In Treaster v. HealthSouth, Corp., 505 F.Supp.2d 898, 902 (D. Kan. 2007), this court concluded that indigency was one element in the decision of whether to award costs. In determining whether to award costs, the court considers " 'the amount of costs, the good faith of the losing party, and the closeness and difficulty of the issues raised.'" Id. (quoting Rivera v. City of Chicago, 469 F.3d 631, 635 (7th Cir. 2006). The court in Treaster agreed that the plaintiff had made a threshold showing of indigency. However, the court ultimately determined that costs were properly assessed against the plaintiff because,
despite plaintiff's dire financial circumstances and the fact that plaintiff prosecuted his case against defendant Wilson in good faith, the court does not believe that defendant Wilson should be denied his costs because the Tenth Circuit has repeatedly stated that the denial of costs is in the nature of a severe penalty and that there must be some apparent reason to penalize the prevailing party if costs are to be denied.
505 F.Supp.2d at 906.
Accordingly, the court considers Dyer's financial status as one, nondispositive element. " However, even in those rare circumstances where the non-prevailing party's financial circumstances are considered in determining the amount of costs to be awarded, a court may not decline to award any costs at all." Chapman v. AI Transport, 229 F.3d 1012, 1039 (11th Cir. 2000) (citing Durrett v. Jenkins Brickyard, Inc., 678 F.2d 911, 917 (11th Cir. 1982) (" we hold that in no case may the district court refuse altogether to award attorney's fees to a prevailing Title VII defendant because of the plaintiff's financial condition," because " [a] fee must be assessed which will serve the deterrent purpose of the statute, and no fee will provide no deterrence" )). See 10 James W. Moore, Moore's Federal Practice, § 54.101[b], at 54-157 (3d ed. 2013) (" Most circuits hold that a substantiated claim of the losing party's indigency may justify a r eduction... of costs" ). (emphasis added).

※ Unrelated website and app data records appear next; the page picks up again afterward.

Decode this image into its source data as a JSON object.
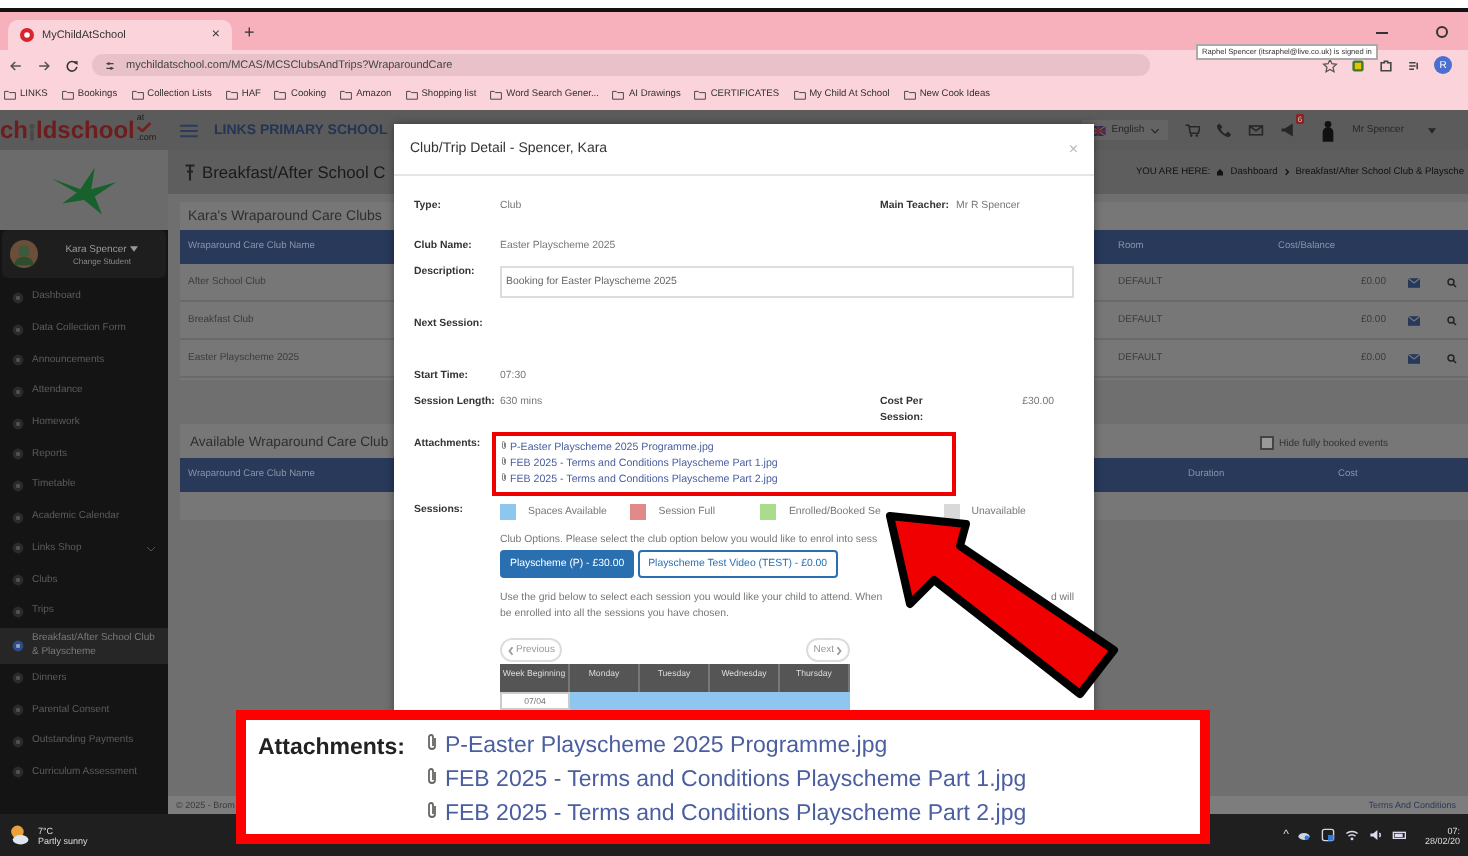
{
  "browser": {
    "tab": {
      "title": "MyChildAtSchool",
      "close": "×"
    },
    "new_tab": "+",
    "url": "mychildatschool.com/MCAS/MCSClubsAndTrips?WraparoundCare",
    "profile": "R",
    "tooltip": "Raphel Spencer (itsraphel@live.co.uk) is signed in",
    "bookmarks": [
      "LINKS",
      "Bookings",
      "Collection Lists",
      "HAF",
      "Cooking",
      "Amazon",
      "Shopping list",
      "Word Search Gener...",
      "AI Drawings",
      "CERTIFICATES",
      "My Child At School",
      "New Cook Ideas"
    ]
  },
  "header": {
    "logo": {
      "left": "ch",
      "right": "ldschool",
      "sup": "at",
      "suffix": ".com"
    },
    "school_name": "LINKS PRIMARY SCHOOL",
    "language": "English",
    "notification_count": "6",
    "user": "Mr Spencer"
  },
  "sidebar": {
    "student": {
      "name": "Kara Spencer",
      "action": "Change Student"
    },
    "items": [
      {
        "label": "Dashboard",
        "selected": false,
        "has_submenu": false
      },
      {
        "label": "Data Collection Form",
        "selected": false,
        "has_submenu": false
      },
      {
        "label": "Announcements",
        "selected": false,
        "has_submenu": false
      },
      {
        "label": "Attendance",
        "selected": false,
        "has_submenu": false
      },
      {
        "label": "Homework",
        "selected": false,
        "has_submenu": false
      },
      {
        "label": "Reports",
        "selected": false,
        "has_submenu": false
      },
      {
        "label": "Timetable",
        "selected": false,
        "has_submenu": false
      },
      {
        "label": "Academic Calendar",
        "selected": false,
        "has_submenu": false
      },
      {
        "label": "Links Shop",
        "selected": false,
        "has_submenu": true
      },
      {
        "label": "Clubs",
        "selected": false,
        "has_submenu": false
      },
      {
        "label": "Trips",
        "selected": false,
        "has_submenu": false
      },
      {
        "label": "Breakfast/After School Club & Playscheme",
        "selected": true,
        "has_submenu": false
      },
      {
        "label": "Dinners",
        "selected": false,
        "has_submenu": false
      },
      {
        "label": "Parental Consent",
        "selected": false,
        "has_submenu": false
      },
      {
        "label": "Outstanding Payments",
        "selected": false,
        "has_submenu": false
      },
      {
        "label": "Curriculum Assessment",
        "selected": false,
        "has_submenu": false
      }
    ]
  },
  "page": {
    "title": "Breakfast/After School C",
    "breadcrumb": {
      "prefix": "YOU ARE HERE:",
      "items": [
        "Dashboard",
        "Breakfast/After School Club & Playsche"
      ]
    }
  },
  "my_clubs": {
    "title": "Kara's Wraparound Care Clubs",
    "columns": [
      "Wraparound Care Club Name",
      "Room",
      "Cost/Balance"
    ],
    "rows": [
      {
        "name": "After School Club",
        "room": "DEFAULT",
        "cost": "£0.00"
      },
      {
        "name": "Breakfast Club",
        "room": "DEFAULT",
        "cost": "£0.00"
      },
      {
        "name": "Easter Playscheme 2025",
        "room": "DEFAULT",
        "cost": "£0.00"
      }
    ]
  },
  "available_clubs": {
    "title": "Available Wraparound Care Club",
    "hide_full": {
      "label": "Hide fully booked events",
      "checked": false
    },
    "columns": [
      "Wraparound Care Club Name",
      "Duration",
      "Cost"
    ]
  },
  "footer": {
    "left": "© 2025 - Brom",
    "right": "Terms And Conditions"
  },
  "modal": {
    "title": "Club/Trip Detail - Spencer, Kara",
    "close": "×",
    "type": {
      "label": "Type:",
      "value": "Club"
    },
    "teacher": {
      "label": "Main Teacher:",
      "value": "Mr R Spencer"
    },
    "club_name": {
      "label": "Club Name:",
      "value": "Easter Playscheme 2025"
    },
    "description": {
      "label": "Description:",
      "value": "Booking for Easter Playscheme 2025"
    },
    "next_session": {
      "label": "Next Session:"
    },
    "start_time": {
      "label": "Start Time:",
      "value": "07:30"
    },
    "session_length": {
      "label": "Session Length:",
      "value": "630 mins"
    },
    "cost": {
      "label": "Cost Per Session:",
      "value": "£30.00"
    },
    "attachments_label": "Attachments:",
    "attachments": [
      "P-Easter Playscheme 2025 Programme.jpg",
      "FEB 2025 - Terms and Conditions Playscheme Part 1.jpg",
      "FEB 2025 - Terms and Conditions Playscheme Part 2.jpg"
    ],
    "sessions_label": "Sessions:",
    "legend": [
      {
        "label": "Spaces Available",
        "color": "#8ec6ef"
      },
      {
        "label": "Session Full",
        "color": "#e28a8a"
      },
      {
        "label": "Enrolled/Booked Se",
        "color": "#a9dc8c"
      },
      {
        "label": "Unavailable",
        "color": "#d9d9d9"
      }
    ],
    "options_text": "Club Options. Please select the club option below you would like to enrol into sess",
    "options": [
      {
        "label": "Playscheme (P) - £30.00",
        "selected": true
      },
      {
        "label": "Playscheme Test Video (TEST) - £0.00",
        "selected": false
      }
    ],
    "grid_text": "Use the grid below to select each session you would like your child to attend. When",
    "grid_text_end": "d will",
    "grid_text_2": "be enrolled into all the sessions you have chosen.",
    "previous": "Previous",
    "next": "Next",
    "grid": {
      "columns": [
        "Week Beginning",
        "Monday",
        "Tuesday",
        "Wednesday",
        "Thursday"
      ],
      "rows": [
        {
          "week": "07/04",
          "cells": [
            {
              "color": "#8ec6ef"
            },
            {
              "color": "#8ec6ef"
            },
            {
              "color": "#8ec6ef"
            },
            {
              "color": "#8ec6ef"
            }
          ]
        }
      ]
    }
  },
  "callout": {
    "label": "Attachments:",
    "attachments": [
      "P-Easter Playscheme 2025 Programme.jpg",
      "FEB 2025 - Terms and Conditions Playscheme Part 1.jpg",
      "FEB 2025 - Terms and Conditions Playscheme Part 2.jpg"
    ]
  },
  "taskbar": {
    "temperature": "7°C",
    "weather": "Partly sunny",
    "tray_caret": "^",
    "time": "07:",
    "date": "28/02/20"
  }
}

The court finds that the Clerk of the Court properly assessed the costs of the action against the plaintiff. As in Treaster, the properly assessed costs will not be reduced merely because of the plaintiff's claimed financial status. The plaintiff presented no evidence of continuing indigency; her affidavit itself (Dkt. 174) shows
only that she is not currently employed. See Sklyarsky v. ABM Janitorial Services-North Central, 494 F.App'x 619 (7th Cir. 2012) (costs should be imposed unless party claiming indigence " shows that it is incapable of paying court-imposed costs at the time of judgment or in the future" ) (emphasis in Sklyarsky ). Even had she make such a showing, the court finds costs would be properly imposed. The amount awarded in costs is not excessive, and is indeed relatively modest for modern civil litigation. The issues were not close or difficult, and the plaintiff did not succeed on any of her claims. Finally, the court did not simply dismiss the plaintiff's claims of unlawful termination as unfounded, it determined that the uncontroverted facts establish that the plaintiff was properly terminated for surreptitiously manipulating and circumventing school policy. Under these circumstances, costs of $4267.10 were properly imposed on plaintiff.
IT IS ACCORDINGLY ORDERED this 29th day of October, 2014, that the Plaintiff's Motion to Review Costs (Dkt. 173) is hereby denied.